If you really want to do this in Perl for some reason:
opendir DIR, '/some/dirname' or die "$!";
open FILE, '>', '/some/outputfile' or die "$!";
print FILE "$_\n" while readdir DIR;
edited to put newlines in the output file… oops!
To make it more general-purpose, you could do other things with the filename, by splitting the middle bit up:
my $filename = readdir DIR;
# do something with $filename
print FILE $filename, "\n";
The first example takes advantage of Perl's
$_ pronoun, instead.
But, as @Ronin420 pointed out, it's far easier to do
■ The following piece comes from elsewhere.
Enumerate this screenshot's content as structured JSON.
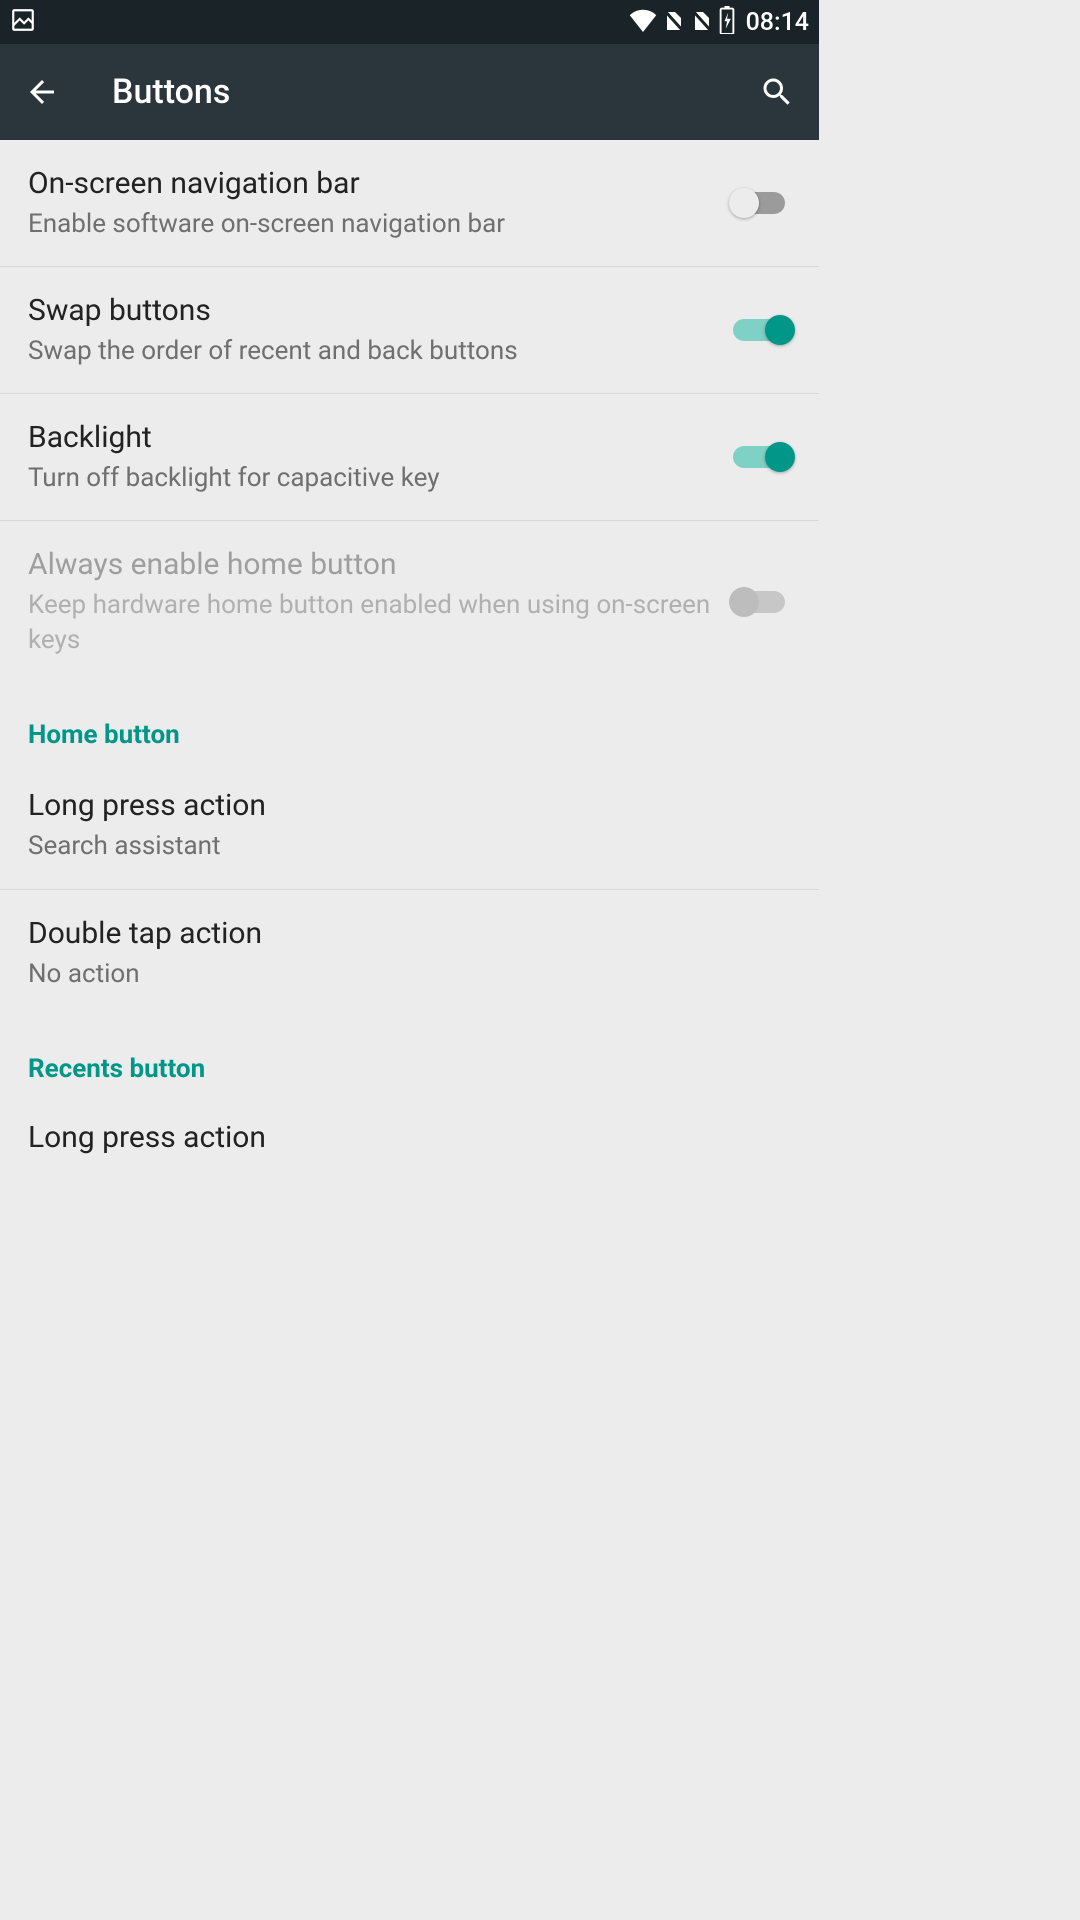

ls -a1 /some/dirname > /some/outputfile (with stdout redirected to a file,
ls will add the
-1 itself, as well)